A former commissioner of the Securities and Exchange Commission has written to one of the president's top advisers questioning the validity of a controversial transition team report which he claims, if followed, "might well destroy" the agency.
The letter, dated Jan. 29, was written by A. A. Sommer Jr., who served as an SEC commissioner between 1973 and 1976, and sent to Edwin Meese III, counsellor to the president.
In the letter, a copy of which was made available to The Washington Post, Sommer said that although "the following reflections are essentially my own," the also "express the sentiments and convictions of a substantial number of lawyers who practice in the securities area."
Sommer said he was writing the leter after copies of the report had circulated among attorneys at a recent securities conference in San Diego and caused concern. He said he had convened a meeting of 25 securities lawyers to discuss the report and that they had appointed him to relay their "remarkably united" views on the report to Meese.
Among the points raised by Sommer' letter:
Politics and ideology play no role in the activities of the commission, and this has been characteristic of the commission since its inception in 1934 with "rare, rare lapses."
The attorneys voiced concern about the "extension of authority" of the enforcement division, but "it was the general belief of the group that the decentralization of enforcement activities to state administrators and commission regional offices would adversely affect the ability of the commission to carry out Congress' mandate that it enforce securities laws.
Although the SEC's budget has grown "largely as a consequence of inflation," the size of the staff has not.
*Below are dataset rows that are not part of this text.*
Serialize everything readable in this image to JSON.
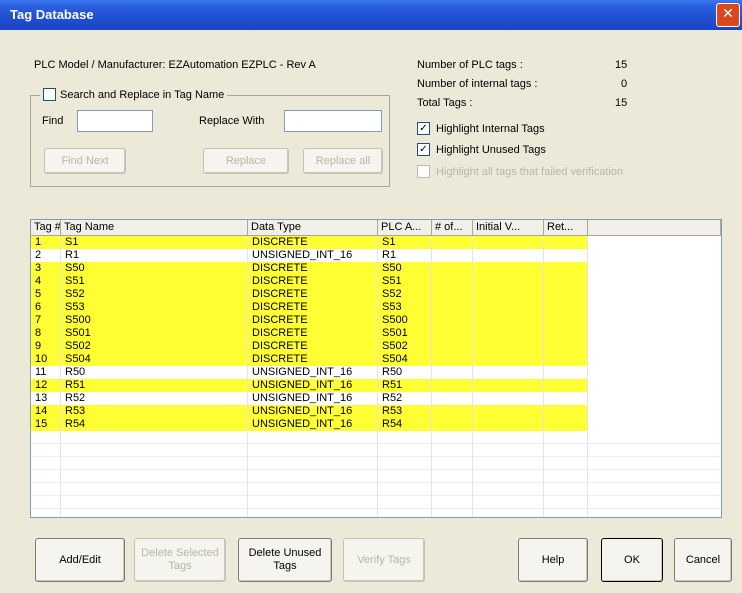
{
  "window": {
    "title": "Tag Database",
    "close_glyph": "✕"
  },
  "model_label": "PLC Model / Manufacturer:  EZAutomation EZPLC  - Rev A",
  "stats": {
    "plc_tags_label": "Number of PLC  tags :",
    "plc_tags_value": "15",
    "internal_tags_label": "Number of internal tags :",
    "internal_tags_value": "0",
    "total_tags_label": "Total Tags :",
    "total_tags_value": "15"
  },
  "options": {
    "highlight_internal": {
      "label": "Highlight Internal Tags",
      "checked": true
    },
    "highlight_unused": {
      "label": "Highlight Unused Tags",
      "checked": true
    },
    "highlight_failed": {
      "label": "Highlight all tags that failed verification",
      "checked": false
    }
  },
  "search": {
    "group_label": "Search and Replace in Tag Name",
    "find_label": "Find",
    "replace_label": "Replace With",
    "find_value": "",
    "replace_value": "",
    "find_next": "Find Next",
    "replace": "Replace",
    "replace_all": "Replace all"
  },
  "table": {
    "columns": [
      "Tag #",
      "Tag Name",
      "Data Type",
      "PLC A...",
      "# of...",
      "Initial V...",
      "Ret..."
    ],
    "rows": [
      {
        "num": "1",
        "name": "S1",
        "type": "DISCRETE",
        "addr": "S1",
        "hl": true
      },
      {
        "num": "2",
        "name": "R1",
        "type": "UNSIGNED_INT_16",
        "addr": "R1",
        "hl": false
      },
      {
        "num": "3",
        "name": "S50",
        "type": "DISCRETE",
        "addr": "S50",
        "hl": true
      },
      {
        "num": "4",
        "name": "S51",
        "type": "DISCRETE",
        "addr": "S51",
        "hl": true
      },
      {
        "num": "5",
        "name": "S52",
        "type": "DISCRETE",
        "addr": "S52",
        "hl": true
      },
      {
        "num": "6",
        "name": "S53",
        "type": "DISCRETE",
        "addr": "S53",
        "hl": true
      },
      {
        "num": "7",
        "name": "S500",
        "type": "DISCRETE",
        "addr": "S500",
        "hl": true
      },
      {
        "num": "8",
        "name": "S501",
        "type": "DISCRETE",
        "addr": "S501",
        "hl": true
      },
      {
        "num": "9",
        "name": "S502",
        "type": "DISCRETE",
        "addr": "S502",
        "hl": true
      },
      {
        "num": "10",
        "name": "S504",
        "type": "DISCRETE",
        "addr": "S504",
        "hl": true
      },
      {
        "num": "11",
        "name": "R50",
        "type": "UNSIGNED_INT_16",
        "addr": "R50",
        "hl": false
      },
      {
        "num": "12",
        "name": "R51",
        "type": "UNSIGNED_INT_16",
        "addr": "R51",
        "hl": true
      },
      {
        "num": "13",
        "name": "R52",
        "type": "UNSIGNED_INT_16",
        "addr": "R52",
        "hl": false
      },
      {
        "num": "14",
        "name": "R53",
        "type": "UNSIGNED_INT_16",
        "addr": "R53",
        "hl": true
      },
      {
        "num": "15",
        "name": "R54",
        "type": "UNSIGNED_INT_16",
        "addr": "R54",
        "hl": true
      }
    ]
  },
  "buttons": {
    "add_edit": "Add/Edit",
    "delete_selected": "Delete Selected Tags",
    "delete_unused": "Delete Unused Tags",
    "verify": "Verify Tags",
    "help": "Help",
    "ok": "OK",
    "cancel": "Cancel"
  },
  "colors": {
    "highlight": "#ffff33",
    "titlebar": "#2a5fe0"
  }
}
The staff is about 5 percent larger than it was in 1975. Cuts of the size suggested in the report would undermine the effectiveness of the SEC. "A cut to 1,252 people would bring the commission back to its size in 1962 when the average volume on the New York Stock Exchange was 3,818,077 shares per day."
The proposal of the report that a virtual clean sweep of the top positions of the staff be made would be disastrous."
In reviewing the SEC budget, the administration should keep in mind that a large percentage of commission funds are raised by fees. "From 1970 through 1979 the percentage of its budget provided by fees has ranged from 42 to 71 percent and has averaged almost 60 percent."